WHAT TO DO:
From the records, return each line that has the word "name" in it.

INPUT DATA section start

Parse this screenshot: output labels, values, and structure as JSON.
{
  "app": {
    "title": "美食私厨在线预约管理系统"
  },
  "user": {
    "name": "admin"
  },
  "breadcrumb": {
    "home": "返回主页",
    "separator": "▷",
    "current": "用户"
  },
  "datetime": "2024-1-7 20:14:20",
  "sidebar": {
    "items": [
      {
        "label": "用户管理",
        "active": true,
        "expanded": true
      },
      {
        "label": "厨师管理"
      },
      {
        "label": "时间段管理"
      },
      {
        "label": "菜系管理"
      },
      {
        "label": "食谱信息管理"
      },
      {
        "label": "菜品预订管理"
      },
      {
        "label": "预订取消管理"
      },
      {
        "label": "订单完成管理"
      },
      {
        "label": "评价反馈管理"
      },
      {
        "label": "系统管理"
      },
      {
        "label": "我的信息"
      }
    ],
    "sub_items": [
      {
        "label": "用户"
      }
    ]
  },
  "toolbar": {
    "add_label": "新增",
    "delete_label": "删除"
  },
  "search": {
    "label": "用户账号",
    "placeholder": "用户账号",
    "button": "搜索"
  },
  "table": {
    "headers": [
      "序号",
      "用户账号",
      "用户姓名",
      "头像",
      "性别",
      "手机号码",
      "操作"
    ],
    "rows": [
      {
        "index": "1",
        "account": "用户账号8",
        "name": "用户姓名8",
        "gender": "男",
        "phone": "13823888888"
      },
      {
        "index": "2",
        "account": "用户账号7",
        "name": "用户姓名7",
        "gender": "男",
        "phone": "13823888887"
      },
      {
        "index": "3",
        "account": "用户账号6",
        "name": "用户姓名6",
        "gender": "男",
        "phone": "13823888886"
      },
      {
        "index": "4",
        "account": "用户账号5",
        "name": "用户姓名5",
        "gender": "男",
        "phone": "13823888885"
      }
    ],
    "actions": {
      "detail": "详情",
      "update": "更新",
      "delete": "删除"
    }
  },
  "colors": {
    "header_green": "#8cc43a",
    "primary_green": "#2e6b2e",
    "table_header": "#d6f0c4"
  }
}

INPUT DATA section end

ANSWER TO THIS TASK:
    "name": "admin"
        "name": "用户姓名8",
        "name": "用户姓名7",
        "name": "用户姓名6",
        "name": "用户姓名5",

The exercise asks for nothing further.